--- EXTRACTED DATA Enclosed Below ---
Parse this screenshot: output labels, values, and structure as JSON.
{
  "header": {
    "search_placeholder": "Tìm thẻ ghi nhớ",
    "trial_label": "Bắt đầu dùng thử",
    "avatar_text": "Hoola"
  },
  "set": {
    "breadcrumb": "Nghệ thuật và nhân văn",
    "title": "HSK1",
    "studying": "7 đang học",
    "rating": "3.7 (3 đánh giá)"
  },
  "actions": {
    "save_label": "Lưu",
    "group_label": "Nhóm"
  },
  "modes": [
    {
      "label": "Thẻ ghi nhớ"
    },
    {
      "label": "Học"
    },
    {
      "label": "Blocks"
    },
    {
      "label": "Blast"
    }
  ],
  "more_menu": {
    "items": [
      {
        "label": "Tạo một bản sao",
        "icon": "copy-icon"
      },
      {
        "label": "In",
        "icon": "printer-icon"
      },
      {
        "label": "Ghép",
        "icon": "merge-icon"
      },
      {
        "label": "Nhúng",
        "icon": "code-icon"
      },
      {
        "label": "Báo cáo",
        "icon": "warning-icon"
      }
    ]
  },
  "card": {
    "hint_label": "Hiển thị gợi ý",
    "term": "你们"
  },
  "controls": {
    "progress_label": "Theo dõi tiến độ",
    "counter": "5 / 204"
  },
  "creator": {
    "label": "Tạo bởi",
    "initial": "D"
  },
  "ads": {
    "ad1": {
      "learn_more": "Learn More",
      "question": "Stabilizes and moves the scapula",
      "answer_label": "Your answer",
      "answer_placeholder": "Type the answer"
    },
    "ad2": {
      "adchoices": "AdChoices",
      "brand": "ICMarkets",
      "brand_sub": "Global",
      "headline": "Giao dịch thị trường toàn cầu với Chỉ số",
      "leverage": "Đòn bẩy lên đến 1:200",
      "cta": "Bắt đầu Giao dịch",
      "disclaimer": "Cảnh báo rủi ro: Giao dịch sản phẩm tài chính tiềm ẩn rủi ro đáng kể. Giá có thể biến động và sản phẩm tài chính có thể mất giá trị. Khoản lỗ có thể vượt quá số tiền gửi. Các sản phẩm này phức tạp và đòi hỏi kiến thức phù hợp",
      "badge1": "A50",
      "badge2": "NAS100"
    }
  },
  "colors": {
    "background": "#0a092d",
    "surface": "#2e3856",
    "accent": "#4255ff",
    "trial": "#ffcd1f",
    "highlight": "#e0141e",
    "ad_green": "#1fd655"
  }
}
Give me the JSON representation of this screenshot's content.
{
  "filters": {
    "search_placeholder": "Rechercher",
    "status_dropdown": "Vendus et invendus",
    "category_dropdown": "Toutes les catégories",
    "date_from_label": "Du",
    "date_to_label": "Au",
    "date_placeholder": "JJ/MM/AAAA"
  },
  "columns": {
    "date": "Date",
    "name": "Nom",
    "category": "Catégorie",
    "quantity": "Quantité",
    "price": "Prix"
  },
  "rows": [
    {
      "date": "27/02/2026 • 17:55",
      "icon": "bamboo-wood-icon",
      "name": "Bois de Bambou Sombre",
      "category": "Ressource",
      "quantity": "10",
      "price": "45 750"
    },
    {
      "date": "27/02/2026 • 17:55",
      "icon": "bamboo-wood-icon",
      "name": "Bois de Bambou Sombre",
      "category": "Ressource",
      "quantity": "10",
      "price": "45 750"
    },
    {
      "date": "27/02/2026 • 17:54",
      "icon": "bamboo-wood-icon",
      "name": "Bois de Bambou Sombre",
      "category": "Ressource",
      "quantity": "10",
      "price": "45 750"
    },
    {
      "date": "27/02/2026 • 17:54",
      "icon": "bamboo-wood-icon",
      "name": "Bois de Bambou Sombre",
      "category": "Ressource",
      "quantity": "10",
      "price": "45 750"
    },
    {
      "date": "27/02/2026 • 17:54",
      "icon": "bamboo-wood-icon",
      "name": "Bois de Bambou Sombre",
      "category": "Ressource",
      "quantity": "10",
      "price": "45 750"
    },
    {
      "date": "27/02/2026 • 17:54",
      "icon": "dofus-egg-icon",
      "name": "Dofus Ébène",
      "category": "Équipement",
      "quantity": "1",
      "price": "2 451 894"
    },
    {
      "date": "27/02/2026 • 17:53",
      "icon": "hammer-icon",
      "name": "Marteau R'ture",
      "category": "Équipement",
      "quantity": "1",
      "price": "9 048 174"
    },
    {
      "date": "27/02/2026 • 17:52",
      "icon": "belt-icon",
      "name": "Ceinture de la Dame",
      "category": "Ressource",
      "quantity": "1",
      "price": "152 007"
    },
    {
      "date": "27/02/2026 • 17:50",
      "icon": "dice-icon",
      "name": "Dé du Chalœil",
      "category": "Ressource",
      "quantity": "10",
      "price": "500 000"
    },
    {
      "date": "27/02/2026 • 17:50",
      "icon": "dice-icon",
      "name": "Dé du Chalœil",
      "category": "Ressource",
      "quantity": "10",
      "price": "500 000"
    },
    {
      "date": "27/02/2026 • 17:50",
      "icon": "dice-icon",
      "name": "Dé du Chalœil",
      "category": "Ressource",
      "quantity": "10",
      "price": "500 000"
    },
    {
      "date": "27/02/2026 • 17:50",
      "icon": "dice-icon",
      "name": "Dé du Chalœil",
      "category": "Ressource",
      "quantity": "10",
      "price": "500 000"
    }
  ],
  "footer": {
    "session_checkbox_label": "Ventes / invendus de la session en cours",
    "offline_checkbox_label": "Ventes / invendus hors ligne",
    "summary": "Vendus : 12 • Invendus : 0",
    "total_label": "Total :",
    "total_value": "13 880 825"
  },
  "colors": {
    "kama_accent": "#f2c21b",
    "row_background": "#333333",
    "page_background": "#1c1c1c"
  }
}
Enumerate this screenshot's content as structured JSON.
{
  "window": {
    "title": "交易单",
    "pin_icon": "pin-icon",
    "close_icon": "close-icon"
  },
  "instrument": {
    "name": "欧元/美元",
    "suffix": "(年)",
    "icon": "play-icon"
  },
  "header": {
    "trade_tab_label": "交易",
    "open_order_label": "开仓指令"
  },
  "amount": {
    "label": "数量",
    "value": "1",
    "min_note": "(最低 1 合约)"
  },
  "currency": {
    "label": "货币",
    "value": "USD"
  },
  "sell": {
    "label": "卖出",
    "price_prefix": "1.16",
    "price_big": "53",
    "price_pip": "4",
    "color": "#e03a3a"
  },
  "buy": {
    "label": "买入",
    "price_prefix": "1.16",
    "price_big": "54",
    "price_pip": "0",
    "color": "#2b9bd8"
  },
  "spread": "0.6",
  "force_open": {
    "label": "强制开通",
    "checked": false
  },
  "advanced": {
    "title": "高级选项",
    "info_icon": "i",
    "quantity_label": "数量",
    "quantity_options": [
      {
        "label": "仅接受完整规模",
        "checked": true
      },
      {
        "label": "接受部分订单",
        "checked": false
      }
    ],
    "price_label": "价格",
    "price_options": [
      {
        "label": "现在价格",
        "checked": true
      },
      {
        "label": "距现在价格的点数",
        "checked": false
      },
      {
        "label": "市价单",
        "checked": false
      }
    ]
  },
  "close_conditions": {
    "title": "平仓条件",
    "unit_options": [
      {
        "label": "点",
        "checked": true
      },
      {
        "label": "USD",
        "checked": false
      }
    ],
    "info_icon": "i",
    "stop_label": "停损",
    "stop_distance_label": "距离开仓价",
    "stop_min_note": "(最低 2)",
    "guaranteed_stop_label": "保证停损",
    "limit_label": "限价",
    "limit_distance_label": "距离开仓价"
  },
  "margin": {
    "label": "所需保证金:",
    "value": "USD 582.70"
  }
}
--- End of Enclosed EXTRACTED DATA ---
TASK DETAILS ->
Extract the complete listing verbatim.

WRITTEN ANSWER ->
Parse this screenshot: output labels, values, and structure as JSON.
{
  "header": {
    "search_placeholder": "Tìm thẻ ghi nhớ",
    "trial_label": "Bắt đầu dùng thử",
    "avatar_text": "Hoola"
  },
  "set": {
    "breadcrumb": "Nghệ thuật và nhân văn",
    "title": "HSK1",
    "studying": "7 đang học",
    "rating": "3.7 (3 đánh giá)"
  },
  "actions": {
    "save_label": "Lưu",
    "group_label": "Nhóm"
  },
  "modes": [
    {
      "label": "Thẻ ghi nhớ"
    },
    {
      "label": "Học"
    },
    {
      "label": "Blocks"
    },
    {
      "label": "Blast"
    }
  ],
  "more_menu": {
    "items": [
      {
        "label": "Tạo một bản sao",
        "icon": "copy-icon"
      },
      {
        "label": "In",
        "icon": "printer-icon"
      },
      {
        "label": "Ghép",
        "icon": "merge-icon"
      },
      {
        "label": "Nhúng",
        "icon": "code-icon"
      },
      {
        "label": "Báo cáo",
        "icon": "warning-icon"
      }
    ]
  },
  "card": {
    "hint_label": "Hiển thị gợi ý",
    "term": "你们"
  },
  "controls": {
    "progress_label": "Theo dõi tiến độ",
    "counter": "5 / 204"
  },
  "creator": {
    "label": "Tạo bởi",
    "initial": "D"
  },
  "ads": {
    "ad1": {
      "learn_more": "Learn More",
      "question": "Stabilizes and moves the scapula",
      "answer_label": "Your answer",
      "answer_placeholder": "Type the answer"
    },
    "ad2": {
      "adchoices": "AdChoices",
      "brand": "ICMarkets",
      "brand_sub": "Global",
      "headline": "Giao dịch thị trường toàn cầu với Chỉ số",
      "leverage": "Đòn bẩy lên đến 1:200",
      "cta": "Bắt đầu Giao dịch",
      "disclaimer": "Cảnh báo rủi ro: Giao dịch sản phẩm tài chính tiềm ẩn rủi ro đáng kể. Giá có thể biến động và sản phẩm tài chính có thể mất giá trị. Khoản lỗ có thể vượt quá số tiền gửi. Các sản phẩm này phức tạp và đòi hỏi kiến thức phù hợp",
      "badge1": "A50",
      "badge2": "NAS100"
    }
  },
  "colors": {
    "background": "#0a092d",
    "surface": "#2e3856",
    "accent": "#4255ff",
    "trial": "#ffcd1f",
    "highlight": "#e0141e",
    "ad_green": "#1fd655"
  }
}
Give me the JSON representation of this screenshot's content.
{
  "filters": {
    "search_placeholder": "Rechercher",
    "status_dropdown": "Vendus et invendus",
    "category_dropdown": "Toutes les catégories",
    "date_from_label": "Du",
    "date_to_label": "Au",
    "date_placeholder": "JJ/MM/AAAA"
  },
  "columns": {
    "date": "Date",
    "name": "Nom",
    "category": "Catégorie",
    "quantity": "Quantité",
    "price": "Prix"
  },
  "rows": [
    {
      "date": "27/02/2026 • 17:55",
      "icon": "bamboo-wood-icon",
      "name": "Bois de Bambou Sombre",
      "category": "Ressource",
      "quantity": "10",
      "price": "45 750"
    },
    {
      "date": "27/02/2026 • 17:55",
      "icon": "bamboo-wood-icon",
      "name": "Bois de Bambou Sombre",
      "category": "Ressource",
      "quantity": "10",
      "price": "45 750"
    },
    {
      "date": "27/02/2026 • 17:54",
      "icon": "bamboo-wood-icon",
      "name": "Bois de Bambou Sombre",
      "category": "Ressource",
      "quantity": "10",
      "price": "45 750"
    },
    {
      "date": "27/02/2026 • 17:54",
      "icon": "bamboo-wood-icon",
      "name": "Bois de Bambou Sombre",
      "category": "Ressource",
      "quantity": "10",
      "price": "45 750"
    },
    {
      "date": "27/02/2026 • 17:54",
      "icon": "bamboo-wood-icon",
      "name": "Bois de Bambou Sombre",
      "category": "Ressource",
      "quantity": "10",
      "price": "45 750"
    },
    {
      "date": "27/02/2026 • 17:54",
      "icon": "dofus-egg-icon",
      "name": "Dofus Ébène",
      "category": "Équipement",
      "quantity": "1",
      "price": "2 451 894"
    },
    {
      "date": "27/02/2026 • 17:53",
      "icon": "hammer-icon",
      "name": "Marteau R'ture",
      "category": "Équipement",
      "quantity": "1",
      "price": "9 048 174"
    },
    {
      "date": "27/02/2026 • 17:52",
      "icon": "belt-icon",
      "name": "Ceinture de la Dame",
      "category": "Ressource",
      "quantity": "1",
      "price": "152 007"
    },
    {
      "date": "27/02/2026 • 17:50",
      "icon": "dice-icon",
      "name": "Dé du Chalœil",
      "category": "Ressource",
      "quantity": "10",
      "price": "500 000"
    },
    {
      "date": "27/02/2026 • 17:50",
      "icon": "dice-icon",
      "name": "Dé du Chalœil",
      "category": "Ressource",
      "quantity": "10",
      "price": "500 000"
    },
    {
      "date": "27/02/2026 • 17:50",
      "icon": "dice-icon",
      "name": "Dé du Chalœil",
      "category": "Ressource",
      "quantity": "10",
      "price": "500 000"
    },
    {
      "date": "27/02/2026 • 17:50",
      "icon": "dice-icon",
      "name": "Dé du Chalœil",
      "category": "Ressource",
      "quantity": "10",
      "price": "500 000"
    }
  ],
  "footer": {
    "session_checkbox_label": "Ventes / invendus de la session en cours",
    "offline_checkbox_label": "Ventes / invendus hors ligne",
    "summary": "Vendus : 12 • Invendus : 0",
    "total_label": "Total :",
    "total_value": "13 880 825"
  },
  "colors": {
    "kama_accent": "#f2c21b",
    "row_background": "#333333",
    "page_background": "#1c1c1c"
  }
}
Enumerate this screenshot's content as structured JSON.
{
  "window": {
    "title": "交易单",
    "pin_icon": "pin-icon",
    "close_icon": "close-icon"
  },
  "instrument": {
    "name": "欧元/美元",
    "suffix": "(年)",
    "icon": "play-icon"
  },
  "header": {
    "trade_tab_label": "交易",
    "open_order_label": "开仓指令"
  },
  "amount": {
    "label": "数量",
    "value": "1",
    "min_note": "(最低 1 合约)"
  },
  "currency": {
    "label": "货币",
    "value": "USD"
  },
  "sell": {
    "label": "卖出",
    "price_prefix": "1.16",
    "price_big": "53",
    "price_pip": "4",
    "color": "#e03a3a"
  },
  "buy": {
    "label": "买入",
    "price_prefix": "1.16",
    "price_big": "54",
    "price_pip": "0",
    "color": "#2b9bd8"
  },
  "spread": "0.6",
  "force_open": {
    "label": "强制开通",
    "checked": false
  },
  "advanced": {
    "title": "高级选项",
    "info_icon": "i",
    "quantity_label": "数量",
    "quantity_options": [
      {
        "label": "仅接受完整规模",
        "checked": true
      },
      {
        "label": "接受部分订单",
        "checked": false
      }
    ],
    "price_label": "价格",
    "price_options": [
      {
        "label": "现在价格",
        "checked": true
      },
      {
        "label": "距现在价格的点数",
        "checked": false
      },
      {
        "label": "市价单",
        "checked": false
      }
    ]
  },
  "close_conditions": {
    "title": "平仓条件",
    "unit_options": [
      {
        "label": "点",
        "checked": true
      },
      {
        "label": "USD",
        "checked": false
      }
    ],
    "info_icon": "i",
    "stop_label": "停损",
    "stop_distance_label": "距离开仓价",
    "stop_min_note": "(最低 2)",
    "guaranteed_stop_label": "保证停损",
    "limit_label": "限价",
    "limit_distance_label": "距离开仓价"
  },
  "margin": {
    "label": "所需保证金:",
    "value": "USD 582.70"
  }
}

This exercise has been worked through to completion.